§ **Page and application data records**:
"""

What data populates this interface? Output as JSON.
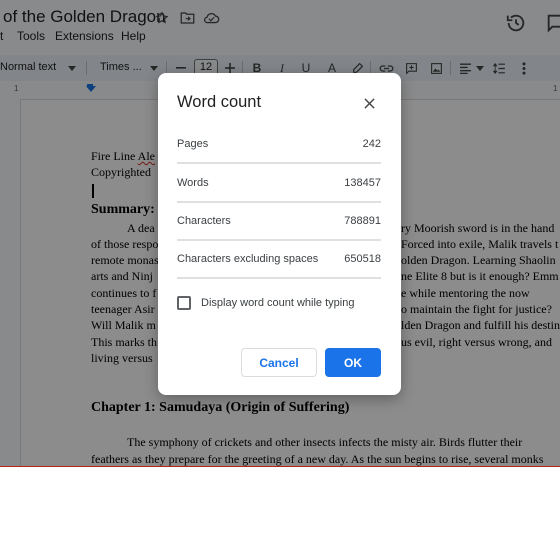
{
  "document": {
    "title": "of the Golden Dragon",
    "menu": [
      "t",
      "Tools",
      "Extensions",
      "Help"
    ]
  },
  "toolbar": {
    "style": "Normal text",
    "font": "Times ...",
    "font_size": "12"
  },
  "ruler": {
    "left_number": "1",
    "right_number": "1"
  },
  "body": {
    "line1_prefix": "Fire Line ",
    "line1_misspelled": "Ale",
    "line2": "Copyrighted",
    "summary_heading": "Summary:",
    "left_lines": [
      "A dea",
      "of those respo",
      "remote monas",
      "arts and Ninj",
      "continues to f",
      "teenager Asir",
      "Will Malik m",
      "This marks th",
      "living versus"
    ],
    "right_lines": [
      "ry Moorish sword is in the hand",
      "Forced into exile, Malik travels t",
      "olden Dragon. Learning Shaolin",
      "ne Elite 8 but is it enough?  Emm",
      "e while mentoring the now",
      "o maintain the fight for justice?",
      "lden Dragon and fulfill his destin",
      "us evil, right versus wrong, and"
    ],
    "chapter_heading": "Chapter 1: Samudaya (Origin of Suffering)",
    "chapter_line1": "The symphony of crickets and other insects infects the misty air. Birds flutter their",
    "chapter_line2": "feathers as they prepare for the greeting of a new day. As the sun begins to rise, several monks"
  },
  "dialog": {
    "title": "Word count",
    "stats": [
      {
        "label": "Pages",
        "value": "242"
      },
      {
        "label": "Words",
        "value": "138457"
      },
      {
        "label": "Characters",
        "value": "788891"
      },
      {
        "label": "Characters excluding spaces",
        "value": "650518"
      }
    ],
    "checkbox_label": "Display word count while typing",
    "checkbox_checked": false,
    "cancel_label": "Cancel",
    "ok_label": "OK"
  },
  "colors": {
    "accent": "#1a73e8",
    "scrim": "rgba(0,0,0,0.45)"
  },
  "icons": [
    "star-icon",
    "move-folder-icon",
    "cloud-status-icon",
    "history-icon",
    "comments-icon",
    "close-icon",
    "bold-icon",
    "italic-icon",
    "underline-icon",
    "text-color-icon",
    "highlight-icon",
    "link-icon",
    "comment-add-icon",
    "image-icon",
    "align-icon",
    "line-spacing-icon",
    "more-icon"
  ]
}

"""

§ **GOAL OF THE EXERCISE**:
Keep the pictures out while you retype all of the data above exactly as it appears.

§ **RESULT FOR THIS EXERCISE**:
What data populates this interface? Output as JSON.
{
  "document": {
    "title": "of the Golden Dragon",
    "menu": [
      "t",
      "Tools",
      "Extensions",
      "Help"
    ]
  },
  "toolbar": {
    "style": "Normal text",
    "font": "Times ...",
    "font_size": "12"
  },
  "ruler": {
    "left_number": "1",
    "right_number": "1"
  },
  "body": {
    "line1_prefix": "Fire Line ",
    "line1_misspelled": "Ale",
    "line2": "Copyrighted",
    "summary_heading": "Summary:",
    "left_lines": [
      "A dea",
      "of those respo",
      "remote monas",
      "arts and Ninj",
      "continues to f",
      "teenager Asir",
      "Will Malik m",
      "This marks th",
      "living versus"
    ],
    "right_lines": [
      "ry Moorish sword is in the hand",
      "Forced into exile, Malik travels t",
      "olden Dragon. Learning Shaolin",
      "ne Elite 8 but is it enough?  Emm",
      "e while mentoring the now",
      "o maintain the fight for justice?",
      "lden Dragon and fulfill his destin",
      "us evil, right versus wrong, and"
    ],
    "chapter_heading": "Chapter 1: Samudaya (Origin of Suffering)",
    "chapter_line1": "The symphony of crickets and other insects infects the misty air. Birds flutter their",
    "chapter_line2": "feathers as they prepare for the greeting of a new day. As the sun begins to rise, several monks"
  },
  "dialog": {
    "title": "Word count",
    "stats": [
      {
        "label": "Pages",
        "value": "242"
      },
      {
        "label": "Words",
        "value": "138457"
      },
      {
        "label": "Characters",
        "value": "788891"
      },
      {
        "label": "Characters excluding spaces",
        "value": "650518"
      }
    ],
    "checkbox_label": "Display word count while typing",
    "checkbox_checked": false,
    "cancel_label": "Cancel",
    "ok_label": "OK"
  },
  "colors": {
    "accent": "#1a73e8",
    "scrim": "rgba(0,0,0,0.45)"
  },
  "icons": [
    "star-icon",
    "move-folder-icon",
    "cloud-status-icon",
    "history-icon",
    "comments-icon",
    "close-icon",
    "bold-icon",
    "italic-icon",
    "underline-icon",
    "text-color-icon",
    "highlight-icon",
    "link-icon",
    "comment-add-icon",
    "image-icon",
    "align-icon",
    "line-spacing-icon",
    "more-icon"
  ]
}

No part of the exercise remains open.